While the many city officials are happy wants to redevelop and stay in Richfield, many are having trouble accepting various pieces—from accessibility to ascetics—of the company’s redevelopment plans.
“Yes, we think Menards is a great use [on that property on Nicollet Avenue]. Yes, we want to work through obstacles … As a staff we are very supportive of this project,” said Director John Stark at a special session meeting Tuesday night. “But [the plans] need some work.”
Menards plans to knock down the existing store and to create a two-story superstore on the now nearly 10-acre site.
However, a major roadblock is that the area is zoned for multi-use commercial use, which presents an issue for developers. From what it seemed, while Jun Bo was there, the property was multi-use.
In an attempt to meet the requirement, developers worked with , located on the frontage road, to essentially “swap” properties, putting Burger King at the front of the property on Nicollet Avenue. Unfortunately, the deal fell through due to economics, according to Theron Berg, real estate manager for Menards.
To get around the zoning issues without having to change the comprehensive plan, Stark suggested the council consider a conditional use permit for the developers rather than changing or eliminating portions of the comprehensive plan.
City Attorney Corrine Heine agreed with Stark and said: “It is unique and you get to put the conditions on … There’s an established use. It’s on the same site … and it can bring you closer to your vision [for the area].”
Menards and city officials also discussed the possibility of the Menards building itself being multi-use by having another tenant such as a bank in the building. Berg referred to this a Wal-Mart and Target model, and said the company had done this in the past.
Other concerns and/or desires of the council, commission and staff members included:
- Easy accessibility to and from the parking lot;
- Reduced number of parking spaces;
- The putting up of a wall on the 77th Street side, which would be an eyesore;
- Future expansion of I-494;
- More landscaping and green space.

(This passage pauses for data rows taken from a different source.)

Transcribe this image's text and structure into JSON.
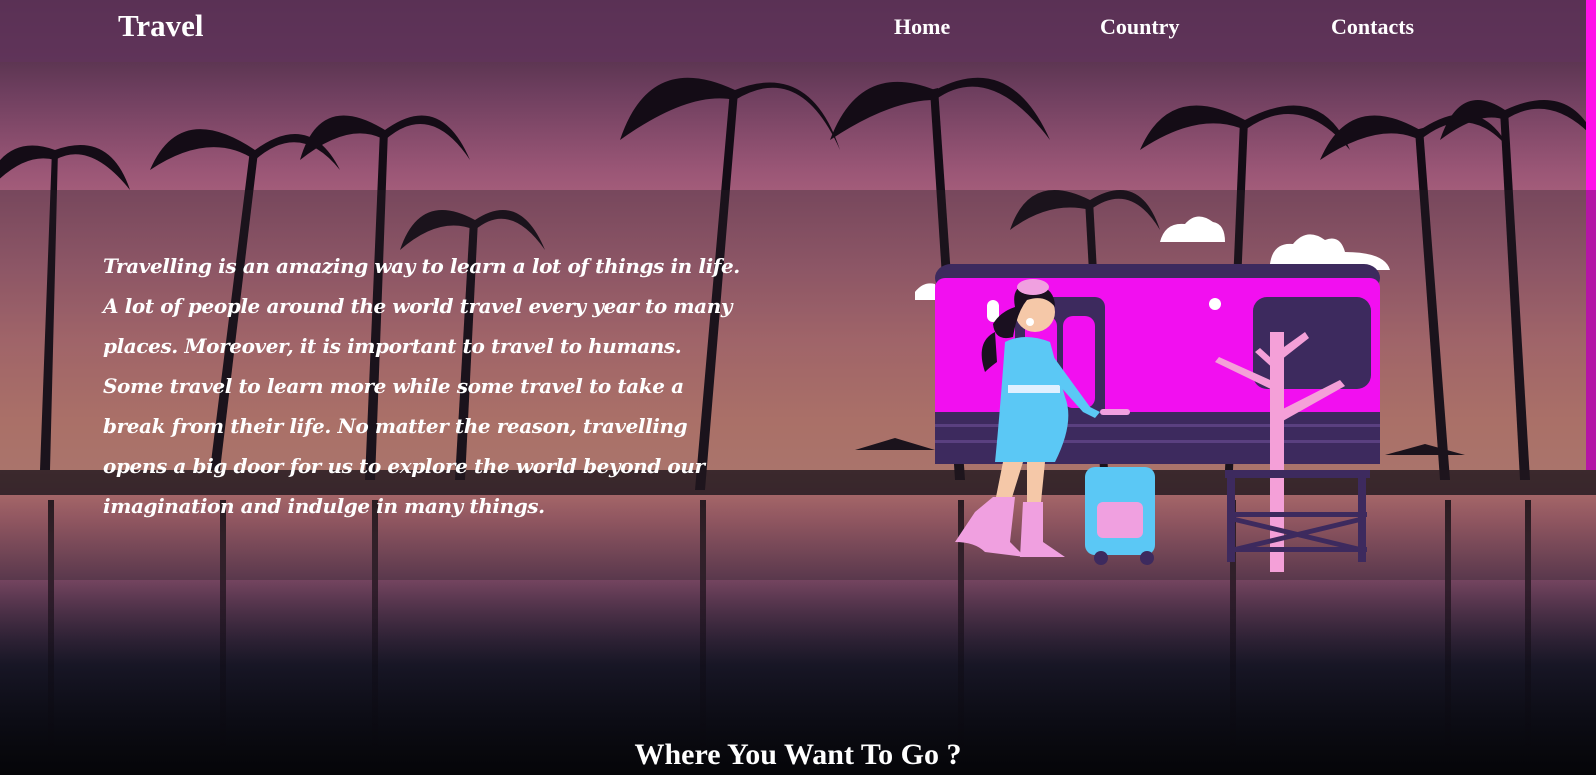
{
  "brand": {
    "title": "Travel"
  },
  "nav": {
    "items": [
      {
        "label": "Home"
      },
      {
        "label": "Country"
      },
      {
        "label": "Contacts"
      }
    ]
  },
  "hero": {
    "paragraph": "Travelling is an amazing way to learn a lot of things in life. A lot of people around the world travel every year to many places. Moreover, it is important to travel to humans. Some travel to learn more while some travel to take a break from their life. No matter the reason, travelling opens a big door for us to explore the world beyond our imagination and indulge in many things."
  },
  "section": {
    "title": "Where You Want To Go ?"
  },
  "colors": {
    "navbar": "#60345a",
    "accent_magenta": "#ff10e8",
    "train_body": "#f20ff0",
    "train_dark": "#3d2a5e",
    "dress": "#5bc8f5",
    "boots": "#f0a0e0"
  },
  "icons": {
    "illustration": "woman-with-suitcase-and-train-illustration"
  }
}
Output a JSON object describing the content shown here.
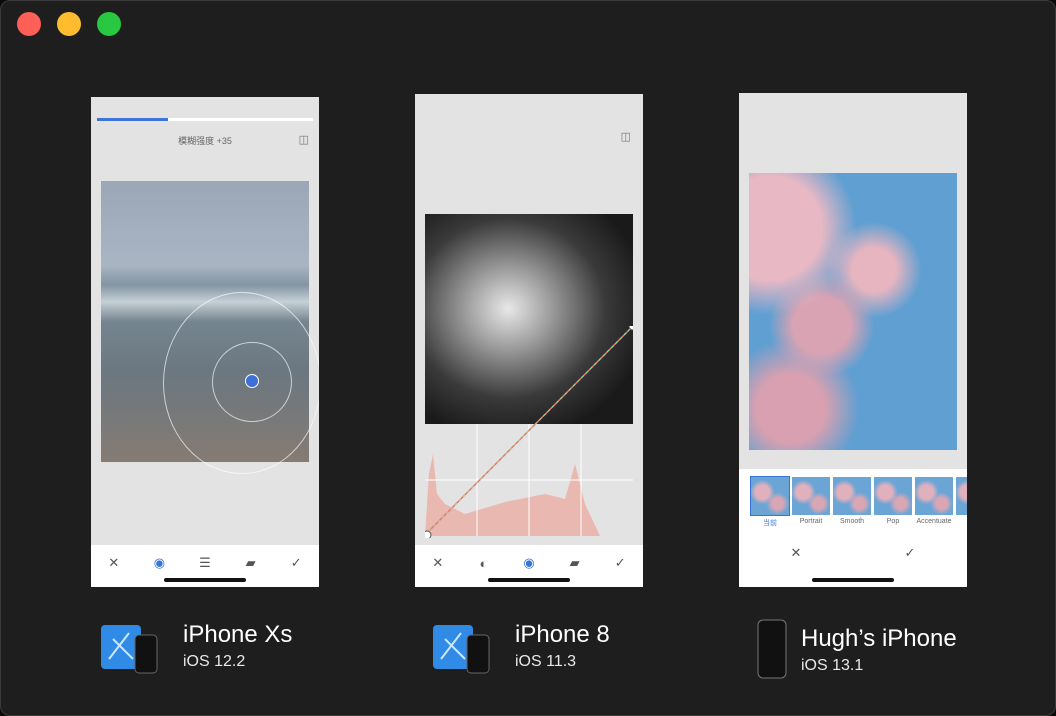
{
  "window": {
    "controls": [
      "close",
      "minimize",
      "maximize"
    ],
    "colors": {
      "close": "#fe5f57",
      "minimize": "#febc2e",
      "maximize": "#28c840"
    }
  },
  "screens": [
    {
      "device": "iPhone Xs",
      "os": "iOS 12.2",
      "icon": "xcode-simulator-icon",
      "status_label": "模糊强度 +35",
      "progress": 0.33,
      "toolbar": [
        "close-icon",
        "focus-icon",
        "adjust-sliders-icon",
        "eraser-icon",
        "checkmark-icon"
      ]
    },
    {
      "device": "iPhone 8",
      "os": "iOS 11.3",
      "icon": "xcode-simulator-icon",
      "toolbar": [
        "close-icon",
        "tone-icon",
        "eye-icon",
        "eraser-icon",
        "checkmark-icon"
      ]
    },
    {
      "device": "Hugh’s iPhone",
      "os": "iOS 13.1",
      "icon": "iphone-device-icon",
      "filters": [
        "当前",
        "Portrait",
        "Smooth",
        "Pop",
        "Accentuate",
        "Fa"
      ],
      "selected_filter": "当前",
      "actions": [
        "close-icon",
        "checkmark-icon"
      ]
    }
  ],
  "accent_color": "#3a74d9"
}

Berg was hoping to find some common ground Tuesday and said Menards would consider all suggestions.
“There are going to be some things that are very hard to do [and it is after all] a Menards store,” he said. “[Of course we’re] taking into account that you want it to look nice.”
Berg also told city officials that Menards does one demolition a year. In order for the Richfield project to be next, all plans would need to be approved by the end of the year.
No decisions were made Tuesday. The city will likely go the conditional use permit route. More adjustments will be made to the plans and Menards and city staff will continue to work toward a compromise. Richfield Patch will update readers when more information becomes available.